(Aim of the exercise) Reproduce each line from the records that holds "this".

(Dataset records Opens)

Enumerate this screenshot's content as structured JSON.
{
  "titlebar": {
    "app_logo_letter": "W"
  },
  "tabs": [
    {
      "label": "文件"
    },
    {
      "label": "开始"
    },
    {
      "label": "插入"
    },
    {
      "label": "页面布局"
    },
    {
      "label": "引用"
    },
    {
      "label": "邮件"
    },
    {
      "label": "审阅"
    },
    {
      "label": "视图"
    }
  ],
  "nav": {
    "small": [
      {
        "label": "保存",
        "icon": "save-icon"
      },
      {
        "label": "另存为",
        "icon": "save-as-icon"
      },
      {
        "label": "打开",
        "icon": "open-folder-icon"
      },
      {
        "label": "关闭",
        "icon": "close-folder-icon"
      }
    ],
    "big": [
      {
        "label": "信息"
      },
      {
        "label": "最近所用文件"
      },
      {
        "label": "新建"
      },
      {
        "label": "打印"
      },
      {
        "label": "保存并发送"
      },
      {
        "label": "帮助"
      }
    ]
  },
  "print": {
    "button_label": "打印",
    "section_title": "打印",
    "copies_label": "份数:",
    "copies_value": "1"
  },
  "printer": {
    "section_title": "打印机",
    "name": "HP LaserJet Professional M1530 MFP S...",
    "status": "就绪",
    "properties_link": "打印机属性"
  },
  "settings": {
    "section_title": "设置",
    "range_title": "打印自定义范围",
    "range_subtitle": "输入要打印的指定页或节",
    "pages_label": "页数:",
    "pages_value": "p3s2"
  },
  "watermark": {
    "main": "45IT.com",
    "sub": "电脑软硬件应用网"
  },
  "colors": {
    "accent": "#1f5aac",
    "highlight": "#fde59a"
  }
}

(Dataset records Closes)
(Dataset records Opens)

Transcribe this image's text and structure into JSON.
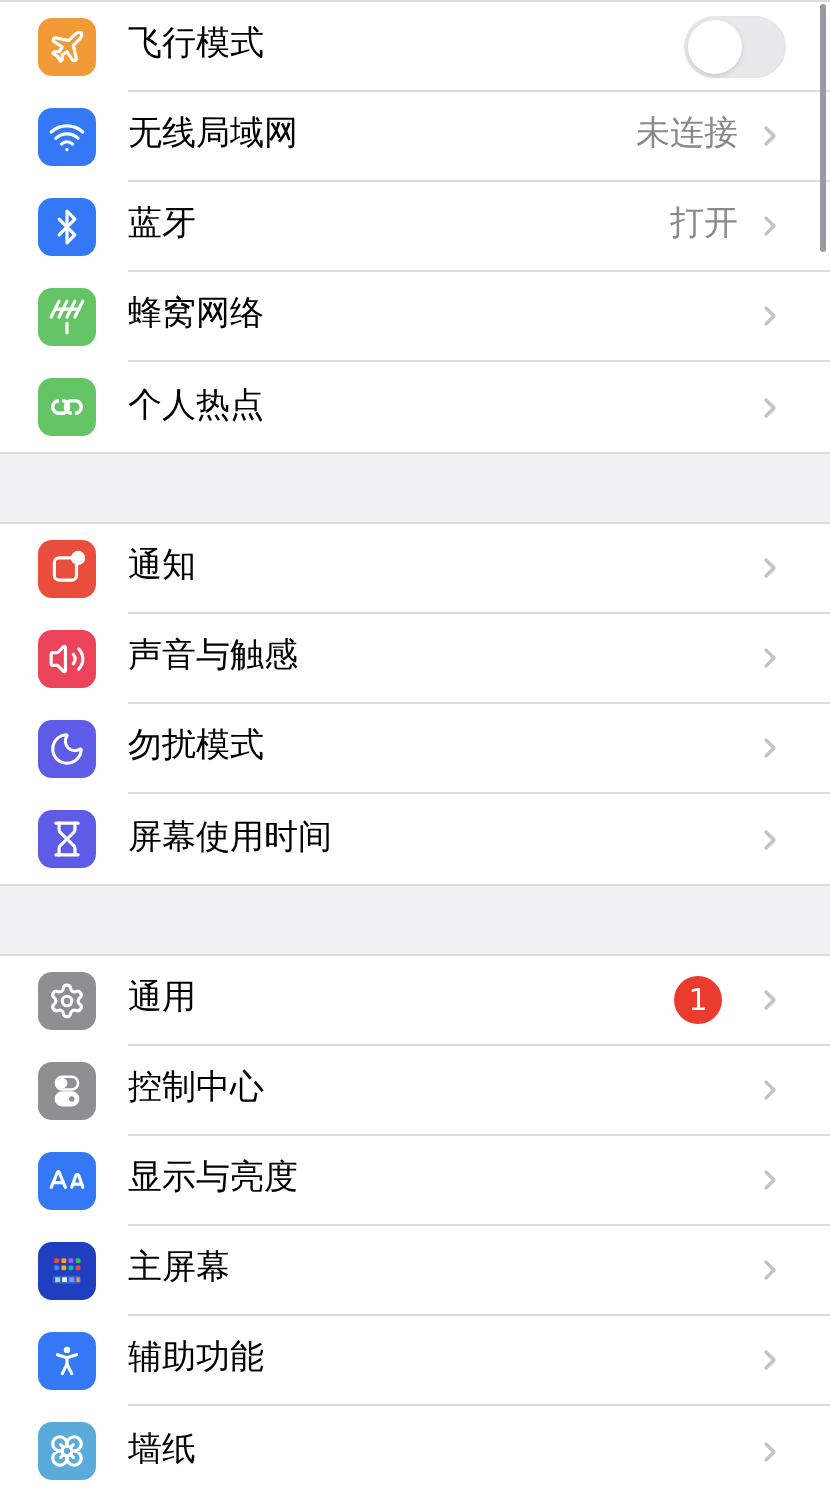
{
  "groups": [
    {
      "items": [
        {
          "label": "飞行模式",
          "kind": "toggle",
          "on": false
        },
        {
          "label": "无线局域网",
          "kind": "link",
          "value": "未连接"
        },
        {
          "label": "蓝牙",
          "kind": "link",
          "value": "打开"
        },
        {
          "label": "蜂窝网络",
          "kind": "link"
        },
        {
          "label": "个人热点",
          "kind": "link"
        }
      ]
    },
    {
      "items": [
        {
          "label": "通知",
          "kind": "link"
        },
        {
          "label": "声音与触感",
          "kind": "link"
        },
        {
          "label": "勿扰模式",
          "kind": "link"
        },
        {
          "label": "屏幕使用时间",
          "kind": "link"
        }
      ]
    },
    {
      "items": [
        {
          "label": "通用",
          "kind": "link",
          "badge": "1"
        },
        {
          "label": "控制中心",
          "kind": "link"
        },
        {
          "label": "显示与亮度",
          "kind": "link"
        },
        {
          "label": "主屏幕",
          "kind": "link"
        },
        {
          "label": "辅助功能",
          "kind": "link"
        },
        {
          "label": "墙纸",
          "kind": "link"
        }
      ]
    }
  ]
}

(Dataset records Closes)
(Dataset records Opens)

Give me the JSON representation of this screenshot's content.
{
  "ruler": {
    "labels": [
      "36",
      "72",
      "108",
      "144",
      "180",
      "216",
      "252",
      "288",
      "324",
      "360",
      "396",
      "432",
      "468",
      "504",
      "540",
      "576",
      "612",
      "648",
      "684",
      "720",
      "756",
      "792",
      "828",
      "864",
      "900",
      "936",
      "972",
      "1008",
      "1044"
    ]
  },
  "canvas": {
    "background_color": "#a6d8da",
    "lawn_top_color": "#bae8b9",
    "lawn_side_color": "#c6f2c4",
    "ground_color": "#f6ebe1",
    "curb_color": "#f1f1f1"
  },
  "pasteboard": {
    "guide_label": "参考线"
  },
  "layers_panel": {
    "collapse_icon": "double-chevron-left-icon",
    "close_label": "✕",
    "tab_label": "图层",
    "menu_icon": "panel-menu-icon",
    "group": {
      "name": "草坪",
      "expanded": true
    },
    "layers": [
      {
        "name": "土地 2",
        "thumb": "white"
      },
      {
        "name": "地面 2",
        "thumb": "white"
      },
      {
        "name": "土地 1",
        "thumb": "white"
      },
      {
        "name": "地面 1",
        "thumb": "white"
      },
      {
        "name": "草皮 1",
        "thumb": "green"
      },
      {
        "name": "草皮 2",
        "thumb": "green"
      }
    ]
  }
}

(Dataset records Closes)

(Solved exercise)
Enumerate this screenshot's content as structured JSON.
Transcribe this image's text and structure into JSON.
Give me the JSON representation of this screenshot's content.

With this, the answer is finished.